Organic seed company Fruition Seeds in Naples, New York, has taken a carrot population Luby and colleagues put into the commons and begun breeding it to create a sexually reproducing variety, Luby says. Luby has also sent out open-pledged carrot seeds to university researchers over the last couple years.
There’s a similar development in India, where agriculture scientist GV Ramanjaneyulu of the Centre for Sustainable Agriculture in Hyderabad has organized an open-source network that has bred and shared eight varieties of rice, wheat, and pulses. That may seem superfluous, because Indian law does not recognize patents on plants or plant traits at all. But a much-debated seed law pending since 2004 could change that. “We are trying to prepare for the future,” Ramanjaneyulu says. “Conditions should be much simpler and easier for sharing.”
But Louwaars cautions that a complete shift to an open-source system would harm innovation. Commercial breeders, the main producers of economically important new crop varieties, can’t use open-source seeds because they would not be able to claim royalties for any varieties they develop from them. If too many seeds were in the open source–only commons, they would be “killing the business model,” Louwaars says. Many universities would also lose out if they could no longer charge royalties for plant traits or breeding tools.

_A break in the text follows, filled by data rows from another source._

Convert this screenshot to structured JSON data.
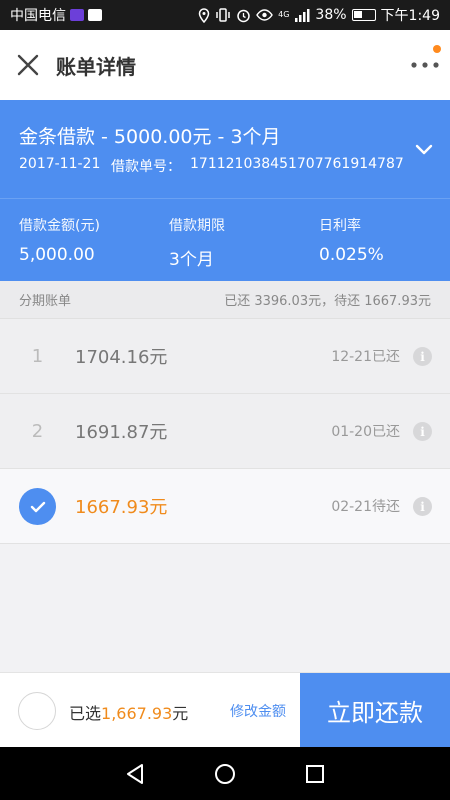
{
  "status_bar": {
    "carrier": "中国电信",
    "battery_percent": "38%",
    "time": "下午1:49",
    "signal_label": "4G"
  },
  "app_bar": {
    "title": "账单详情",
    "close_icon": "close-icon",
    "more_icon": "more-horizontal-icon",
    "notification_dot_color": "#ff8a1e"
  },
  "loan": {
    "title": "金条借款 - 5000.00元 - 3个月",
    "date": "2017-11-21",
    "number_label": "借款单号：",
    "number": "17112103845170776191478 7",
    "stats": [
      {
        "label": "借款金额(元)",
        "value": "5,000.00"
      },
      {
        "label": "借款期限",
        "value": "3个月"
      },
      {
        "label": "日利率",
        "value": "0.025%"
      }
    ]
  },
  "installments": {
    "section_title": "分期账单",
    "summary": "已还 3396.03元，待还 1667.93元",
    "rows": [
      {
        "index": "1",
        "amount": "1704.16元",
        "status": "12-21已还",
        "selected": false
      },
      {
        "index": "2",
        "amount": "1691.87元",
        "status": "01-20已还",
        "selected": false
      },
      {
        "index": "",
        "amount": "1667.93元",
        "status": "02-21待还",
        "selected": true
      }
    ]
  },
  "action_bar": {
    "selected_prefix": "已选",
    "selected_amount": "1,667.93",
    "selected_suffix": "元",
    "edit_label": "修改金额",
    "pay_label": "立即还款"
  },
  "colors": {
    "brand_blue": "#4e8ef0",
    "accent_orange": "#f08b1c"
  }
}
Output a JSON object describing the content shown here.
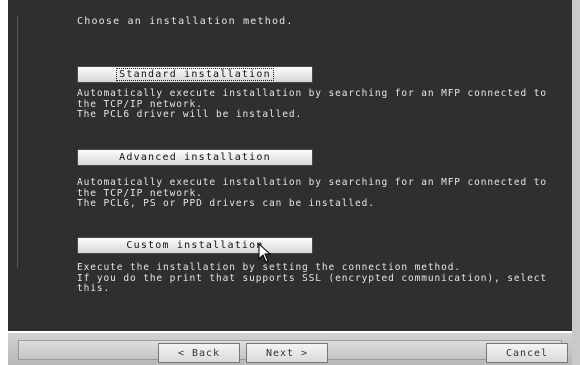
{
  "prompt": "Choose an installation method.",
  "options": [
    {
      "label": "Standard installation",
      "description": "Automatically execute installation by searching for an MFP connected to\nthe TCP/IP network.\nThe PCL6 driver will be installed."
    },
    {
      "label": "Advanced installation",
      "description": "Automatically execute installation by searching for an MFP connected to\nthe TCP/IP network.\nThe PCL6, PS or PPD drivers can be installed."
    },
    {
      "label": "Custom installation",
      "description": "Execute the installation by setting the connection method.\nIf you do the print that supports SSL (encrypted communication), select\nthis."
    }
  ],
  "footer": {
    "back_label": "< Back",
    "next_label": "Next >",
    "cancel_label": "Cancel"
  },
  "colors": {
    "background": "#2f2f2f",
    "text": "#e6e6e6",
    "frame": "#c9c9c9"
  }
}
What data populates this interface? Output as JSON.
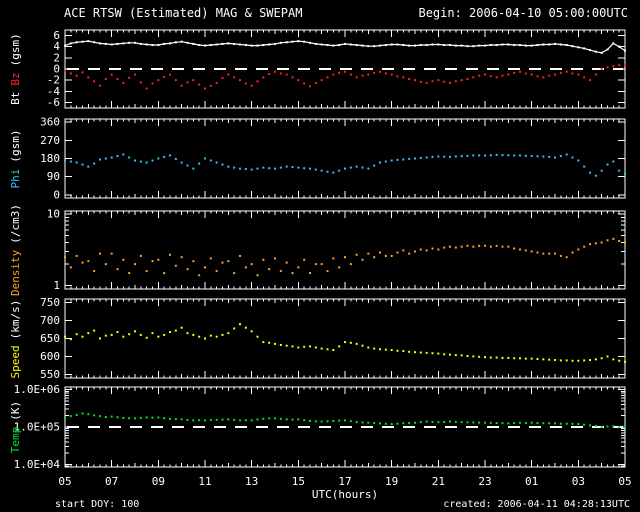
{
  "header": {
    "title": "ACE RTSW (Estimated) MAG & SWEPAM",
    "begin_label": "Begin: 2006-04-10 05:00:00UTC"
  },
  "footer": {
    "start_doy": "start DOY: 100",
    "created": "created: 2006-04-11 04:28:13UTC"
  },
  "colors": {
    "background": "#000000",
    "frame": "#ffffff",
    "bt": "#ffffff",
    "bz": "#ff2222",
    "phi": "#2fc4f4",
    "density": "#ffa028",
    "speed": "#ffff00",
    "temp": "#00e033"
  },
  "chart_data": {
    "type": "scatter",
    "title": "ACE RTSW (Estimated) MAG & SWEPAM",
    "x_label": "UTC(hours)",
    "x_tick_labels": [
      "05",
      "07",
      "09",
      "11",
      "13",
      "15",
      "17",
      "19",
      "21",
      "23",
      "01",
      "03",
      "05"
    ],
    "x_hours_start": 5,
    "x_hours_end": 29,
    "x_step_hours": 0.25,
    "panels": [
      {
        "id": "bt-bz",
        "ylabel_parts": [
          {
            "text": "Bt",
            "color": "#ffffff"
          },
          {
            "text": "Bz",
            "color": "#ff2222"
          },
          {
            "text": "(gsm)",
            "color": "#ffffff"
          }
        ],
        "scale": "linear",
        "ymin": -7,
        "ymax": 7,
        "yticks": [
          {
            "v": 6,
            "t": "6"
          },
          {
            "v": 4,
            "t": "4"
          },
          {
            "v": 2,
            "t": "2"
          },
          {
            "v": 0,
            "t": "0"
          },
          {
            "v": -2,
            "t": "-2"
          },
          {
            "v": -4,
            "t": "-4"
          },
          {
            "v": -6,
            "t": "-6"
          }
        ],
        "ref_line": 0,
        "series": [
          {
            "name": "Bt",
            "color": "#ffffff",
            "style": "line",
            "values": [
              4.2,
              4.6,
              4.8,
              4.9,
              5.0,
              4.8,
              4.6,
              4.5,
              4.4,
              4.5,
              4.6,
              4.7,
              4.7,
              4.5,
              4.4,
              4.3,
              4.3,
              4.5,
              4.6,
              4.8,
              4.9,
              4.7,
              4.5,
              4.3,
              4.2,
              4.3,
              4.4,
              4.5,
              4.6,
              4.5,
              4.4,
              4.3,
              4.2,
              4.2,
              4.3,
              4.4,
              4.5,
              4.7,
              4.8,
              4.9,
              5.0,
              4.9,
              4.7,
              4.5,
              4.4,
              4.3,
              4.2,
              4.3,
              4.5,
              4.4,
              4.3,
              4.2,
              4.1,
              4.1,
              4.2,
              4.3,
              4.4,
              4.4,
              4.3,
              4.2,
              4.2,
              4.3,
              4.3,
              4.4,
              4.4,
              4.3,
              4.3,
              4.2,
              4.2,
              4.1,
              4.1,
              4.2,
              4.2,
              4.3,
              4.3,
              4.4,
              4.4,
              4.3,
              4.3,
              4.2,
              4.2,
              4.3,
              4.4,
              4.4,
              4.5,
              4.4,
              4.3,
              4.1,
              3.9,
              3.7,
              3.4,
              3.1,
              2.9,
              3.5,
              4.6,
              4.0,
              3.3
            ]
          },
          {
            "name": "Bz",
            "color": "#ff2222",
            "style": "dots",
            "values": [
              -0.4,
              -0.8,
              -1.2,
              -0.6,
              -1.5,
              -2.2,
              -3.0,
              -1.8,
              -1.0,
              -1.8,
              -2.5,
              -1.6,
              -1.0,
              -2.4,
              -3.5,
              -2.6,
              -2.0,
              -1.4,
              -1.0,
              -2.0,
              -3.0,
              -2.4,
              -2.0,
              -2.8,
              -3.5,
              -3.0,
              -2.5,
              -1.6,
              -1.0,
              -1.5,
              -2.0,
              -2.6,
              -3.0,
              -2.2,
              -1.5,
              -0.9,
              -0.5,
              -0.8,
              -1.0,
              -1.5,
              -2.0,
              -2.6,
              -3.1,
              -2.5,
              -2.0,
              -1.5,
              -1.0,
              -0.7,
              -0.5,
              -1.0,
              -1.5,
              -1.2,
              -1.0,
              -0.7,
              -0.5,
              -0.8,
              -1.0,
              -1.3,
              -1.5,
              -1.8,
              -2.0,
              -2.3,
              -2.5,
              -2.2,
              -2.0,
              -2.3,
              -2.5,
              -2.2,
              -2.0,
              -1.8,
              -1.5,
              -1.2,
              -1.0,
              -1.3,
              -1.5,
              -1.2,
              -1.0,
              -0.7,
              -0.5,
              -0.8,
              -1.0,
              -1.3,
              -1.5,
              -1.2,
              -1.0,
              -0.7,
              -0.5,
              -0.8,
              -1.0,
              -1.5,
              -2.0,
              -1.0,
              0.0,
              0.3,
              0.5,
              0.7,
              0.8
            ]
          }
        ]
      },
      {
        "id": "phi",
        "ylabel_parts": [
          {
            "text": "Phi",
            "color": "#2fc4f4"
          },
          {
            "text": "(gsm)",
            "color": "#ffffff"
          }
        ],
        "scale": "linear",
        "ymin": -15,
        "ymax": 375,
        "yticks": [
          {
            "v": 360,
            "t": "360"
          },
          {
            "v": 270,
            "t": "270"
          },
          {
            "v": 180,
            "t": "180"
          },
          {
            "v": 90,
            "t": "90"
          },
          {
            "v": 0,
            "t": "0"
          }
        ],
        "ref_line": null,
        "series": [
          {
            "name": "Phi",
            "color": "#2fc4f4",
            "style": "dots",
            "values": [
              170,
              165,
              160,
              150,
              140,
              155,
              175,
              180,
              185,
              192,
              200,
              185,
              170,
              165,
              160,
              170,
              180,
              188,
              195,
              178,
              160,
              145,
              130,
              155,
              180,
              170,
              160,
              150,
              140,
              135,
              130,
              128,
              125,
              130,
              135,
              132,
              130,
              135,
              140,
              138,
              135,
              132,
              130,
              125,
              120,
              115,
              110,
              120,
              130,
              135,
              140,
              135,
              130,
              145,
              160,
              165,
              170,
              173,
              175,
              178,
              180,
              183,
              185,
              188,
              190,
              189,
              188,
              190,
              192,
              193,
              195,
              195,
              195,
              196,
              198,
              197,
              196,
              195,
              195,
              193,
              192,
              191,
              190,
              188,
              185,
              192,
              200,
              185,
              170,
              140,
              110,
              95,
              120,
              150,
              165,
              120,
              105
            ]
          }
        ]
      },
      {
        "id": "density",
        "ylabel_parts": [
          {
            "text": "Density",
            "color": "#ffa028"
          },
          {
            "text": "(/cm3)",
            "color": "#ffffff"
          }
        ],
        "scale": "log",
        "ymin": 0.9,
        "ymax": 11,
        "yticks": [
          {
            "v": 10,
            "t": "10"
          },
          {
            "v": 1,
            "t": "1"
          }
        ],
        "ref_line": null,
        "series": [
          {
            "name": "Density",
            "color": "#ffa028",
            "style": "dots",
            "values": [
              2.5,
              1.8,
              2.6,
              2.1,
              2.2,
              1.6,
              2.8,
              2.0,
              2.8,
              1.7,
              2.3,
              1.5,
              2.0,
              2.6,
              1.6,
              2.2,
              2.3,
              1.5,
              2.7,
              1.9,
              2.5,
              1.7,
              2.2,
              1.4,
              1.8,
              2.4,
              1.6,
              2.1,
              2.2,
              1.5,
              2.6,
              1.8,
              2.0,
              1.4,
              2.3,
              1.7,
              2.4,
              1.6,
              2.1,
              1.5,
              1.8,
              2.3,
              1.5,
              2.0,
              2.0,
              1.6,
              2.4,
              1.8,
              2.5,
              2.0,
              2.7,
              2.3,
              2.8,
              2.5,
              2.9,
              2.6,
              2.6,
              2.9,
              3.1,
              2.8,
              3.0,
              3.2,
              3.1,
              3.3,
              3.2,
              3.4,
              3.5,
              3.4,
              3.5,
              3.6,
              3.5,
              3.6,
              3.6,
              3.5,
              3.6,
              3.5,
              3.5,
              3.3,
              3.2,
              3.1,
              3.0,
              2.9,
              2.8,
              2.8,
              2.8,
              2.6,
              2.5,
              2.9,
              3.2,
              3.5,
              3.8,
              3.9,
              4.0,
              4.3,
              4.5,
              4.2,
              4.0
            ]
          }
        ]
      },
      {
        "id": "speed",
        "ylabel_parts": [
          {
            "text": "Speed",
            "color": "#ffff00"
          },
          {
            "text": "(km/s)",
            "color": "#ffffff"
          }
        ],
        "scale": "linear",
        "ymin": 540,
        "ymax": 760,
        "yticks": [
          {
            "v": 750,
            "t": "750"
          },
          {
            "v": 700,
            "t": "700"
          },
          {
            "v": 650,
            "t": "650"
          },
          {
            "v": 600,
            "t": "600"
          },
          {
            "v": 550,
            "t": "550"
          }
        ],
        "ref_line": null,
        "series": [
          {
            "name": "Speed",
            "color": "#ffff00",
            "style": "dots",
            "values": [
              655,
              648,
              662,
              655,
              665,
              672,
              650,
              658,
              660,
              668,
              655,
              662,
              670,
              660,
              652,
              665,
              655,
              660,
              668,
              672,
              680,
              665,
              660,
              655,
              650,
              658,
              655,
              660,
              665,
              678,
              690,
              680,
              670,
              655,
              640,
              638,
              635,
              632,
              630,
              628,
              625,
              627,
              628,
              625,
              622,
              620,
              618,
              628,
              640,
              638,
              635,
              630,
              625,
              622,
              620,
              619,
              618,
              616,
              615,
              613,
              612,
              611,
              610,
              609,
              608,
              606,
              605,
              604,
              603,
              601,
              600,
              599,
              598,
              597,
              597,
              596,
              596,
              595,
              595,
              594,
              594,
              593,
              592,
              591,
              590,
              589,
              589,
              588,
              588,
              589,
              590,
              592,
              595,
              600,
              592,
              588,
              585
            ]
          }
        ]
      },
      {
        "id": "temp",
        "ylabel_parts": [
          {
            "text": "Temp",
            "color": "#00e033"
          },
          {
            "text": "(K)",
            "color": "#ffffff"
          }
        ],
        "scale": "log",
        "ymin": 8500,
        "ymax": 1175000,
        "yticks": [
          {
            "v": 1000000,
            "t": "1.0E+06"
          },
          {
            "v": 100000,
            "t": "1.0E+05"
          },
          {
            "v": 10000,
            "t": "1.0E+04"
          }
        ],
        "ref_line": 100000,
        "series": [
          {
            "name": "Temp",
            "color": "#00e033",
            "style": "dots",
            "values": [
              180000,
              195000,
              210000,
              230000,
              220000,
              205000,
              195000,
              185000,
              190000,
              182000,
              175000,
              172000,
              170000,
              175000,
              180000,
              178000,
              180000,
              172000,
              165000,
              162000,
              160000,
              155000,
              150000,
              152000,
              150000,
              153000,
              155000,
              158000,
              160000,
              155000,
              150000,
              152000,
              150000,
              158000,
              165000,
              170000,
              170000,
              165000,
              160000,
              158000,
              160000,
              152000,
              145000,
              142000,
              140000,
              142000,
              145000,
              148000,
              150000,
              143000,
              135000,
              132000,
              130000,
              128000,
              125000,
              122000,
              120000,
              123000,
              126000,
              128000,
              130000,
              135000,
              140000,
              137000,
              135000,
              137000,
              140000,
              137000,
              135000,
              133000,
              132000,
              131000,
              130000,
              129000,
              128000,
              127000,
              125000,
              127000,
              130000,
              128000,
              130000,
              128000,
              126000,
              126000,
              125000,
              123000,
              122000,
              121000,
              120000,
              115000,
              110000,
              107000,
              100000,
              103000,
              105000,
              102000,
              100000
            ]
          }
        ]
      }
    ]
  }
}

How much of an impact the various sharing systems have remains to be seen. For now, it’s best to experiment with them in different legal systems, Ramanjaneyulu says: “Let each nation decide, and let’s learn from each other.”